Examples of YouTube Card CTAs on the IMPACT channel
You can even have your talent say it aloud on camera. The better you vocalize your calls-to-action, while letting the viewer see the action you want them to take, the more likely they are to take that step.
For example, you can ask viewers to subscribe to your YouTube Channel or to watch another video.
Once your channel has hit the KPIs needed to become a YouTube Channel Partner (with at least 1,000 subscribers and 4,000 valid public watch hours) you can even add specific links to your approved website.
Have a checklist, ebook, or guide? Want to just send them directly to contact you on your website? This perk gives you the ability to drive people from YouTube directly to your website with the click of a button.
But remember, even if you don't have this feature yet, you can and should link to offers in your video description as well. Below you'll see there are several hyperlinks in the description of the video shared above despite it having YouTube Cards attached.
3. Assign a channel owner
Like any great show or marketing initiative, it’s important to have one person who is responsible for managing the success of your YouTube video marketing.
You can have other people involved in the production and creation process of video, and even allow them to upload to your YouTube Channel, but you want to have someone who owns the strategy, has a clear understanding of the vision, and can make sure you’re on track to reach your goals.
4. Capitalize on your YouTube channel trailer
Like a movie trailer, your YouTube channel trailer is where you can give visitors a sneak peek at what to expect from your videos and make your best pitch for why they should subscribe. Your trailer shows up at the top of your homepage and is prime real estate to introduce yourself.

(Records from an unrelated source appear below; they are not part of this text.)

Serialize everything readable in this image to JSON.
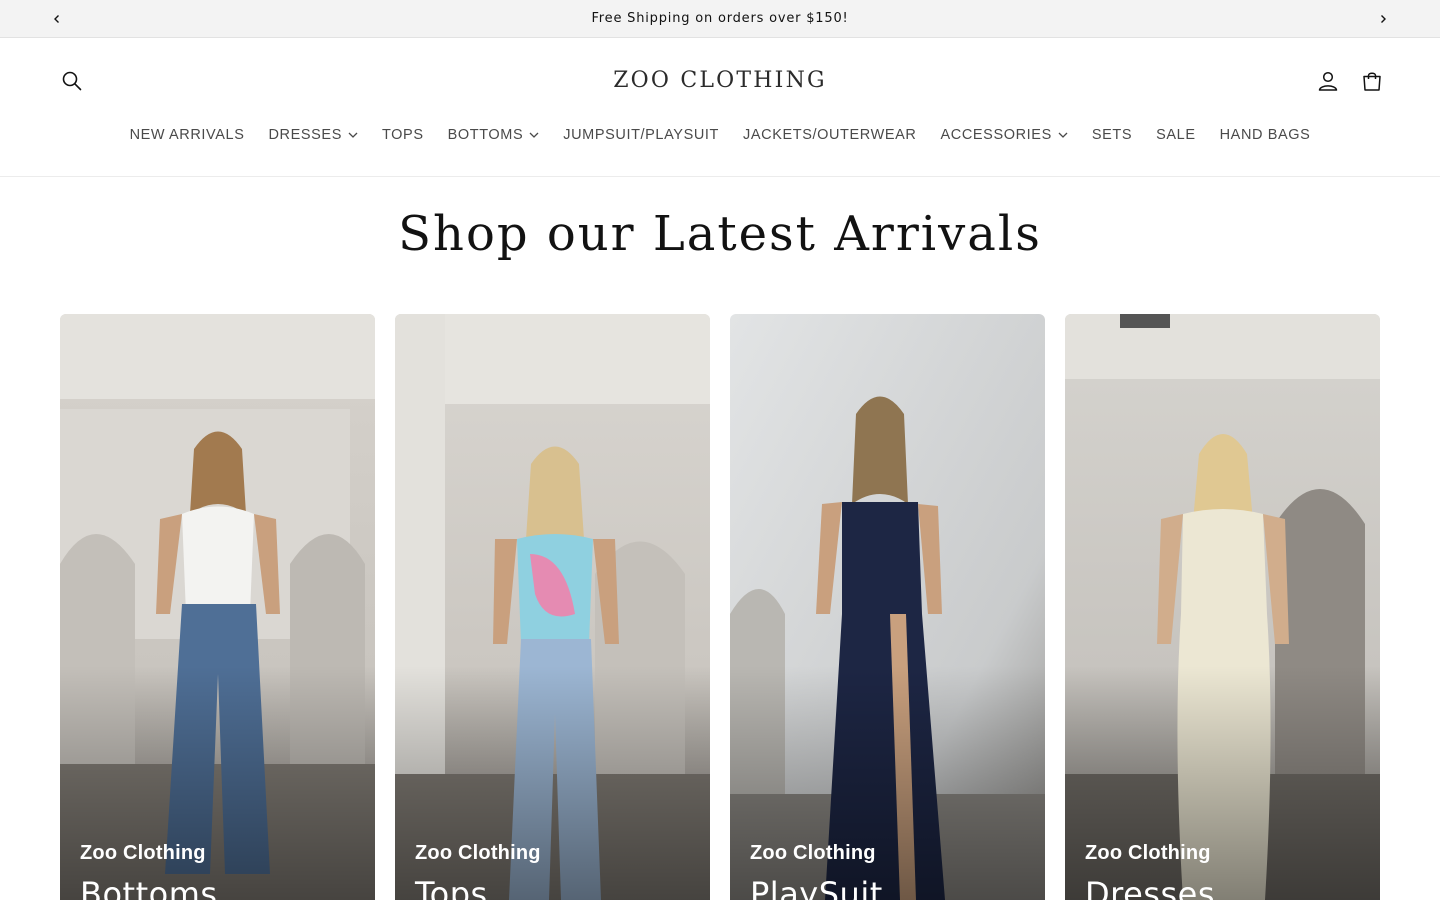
{
  "announcement": {
    "text": "Free Shipping on orders over $150!",
    "prev_icon": "chevron-left-icon",
    "next_icon": "chevron-right-icon"
  },
  "header": {
    "logo": "ZOO CLOTHING",
    "icons": {
      "search": "search-icon",
      "account": "user-icon",
      "cart": "bag-icon"
    }
  },
  "nav": {
    "items": [
      {
        "label": "NEW ARRIVALS",
        "dropdown": false
      },
      {
        "label": "DRESSES",
        "dropdown": true
      },
      {
        "label": "TOPS",
        "dropdown": false
      },
      {
        "label": "BOTTOMS",
        "dropdown": true
      },
      {
        "label": "JUMPSUIT/PLAYSUIT",
        "dropdown": false
      },
      {
        "label": "JACKETS/OUTERWEAR",
        "dropdown": false
      },
      {
        "label": "ACCESSORIES",
        "dropdown": true
      },
      {
        "label": "SETS",
        "dropdown": false
      },
      {
        "label": "SALE",
        "dropdown": false
      },
      {
        "label": "HAND BAGS",
        "dropdown": false
      }
    ]
  },
  "main": {
    "headline": "Shop our Latest Arrivals",
    "collections": [
      {
        "brand": "Zoo Clothing",
        "title": "Bottoms"
      },
      {
        "brand": "Zoo Clothing",
        "title": "Tops"
      },
      {
        "brand": "Zoo Clothing",
        "title": "PlaySuit"
      },
      {
        "brand": "Zoo Clothing",
        "title": "Dresses"
      }
    ]
  },
  "colors": {
    "announcement_bg": "#f3f3f3",
    "text": "#121212",
    "nav_text": "#4a4a4a",
    "card_text": "#ffffff"
  }
}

Here's a great example from IMPACT client AQUILA:
5. Consider partnership/collaboration videos
Like co-branded content, co-branded or collaborative videos are a great way to get in front of new audiences and affiliate with another trusted voice in your space. Look at your network and your audience and determine who you could partner with on a topic or problem.
Ultimately, this will help you reach bigger audiences that may not know about you yet, and helps your credibility by having someone else who isn't paid by your company talking on your channel.
6. Always optimize your video titles and descriptions
Looking at YouTube video titles and descriptions, you’ll likely notice that they tend to follow the same patterns and formats. There are two reasons to do this early on. The primary reason is YouTube search; if you want people to find your videos, you need to make sure that both your titles and YouTube video descriptions feature the keywords and supporting phrases used by your audience.
Kevin Church, our director of SEO, recommends:
“Have search in mind from the start of your YouTube strategy. Not only do you want to make sure that your video content aligns with what people are looking for, but you’ll also want your on-page supporting content to help support its discovery.
I recommend creating a standardized title and description template, especially for things like an ongoing series of related videos. This helps you quickly check all the video SEO boxes, while also speeding up your time spent writing a description and getting a video posted.”
Just like your own website, SEO should be a part of your YouTube marketing strategy. TubeBuddy is a great place to start. If you have access to dedicated keyword research tools like Semrush, you should take advantage of them.
Start your YouTube marketing strategy off on the right foot
YouTube marketing is no small feat. It is a multifaceted endeavor that requires time, dedication, and organization to truly master, and truthfully this article only scratches the surface.
With these tips and best practices in hand, you can start your YouTube marketing journey with confidence and start experimenting to see what will deliver the results your business needs.
If you’re looking for a deeper dive into creating a YouTube Channel and finding YouTube success, or simply more video marketing inspiration, check out these IMPACT+ courses: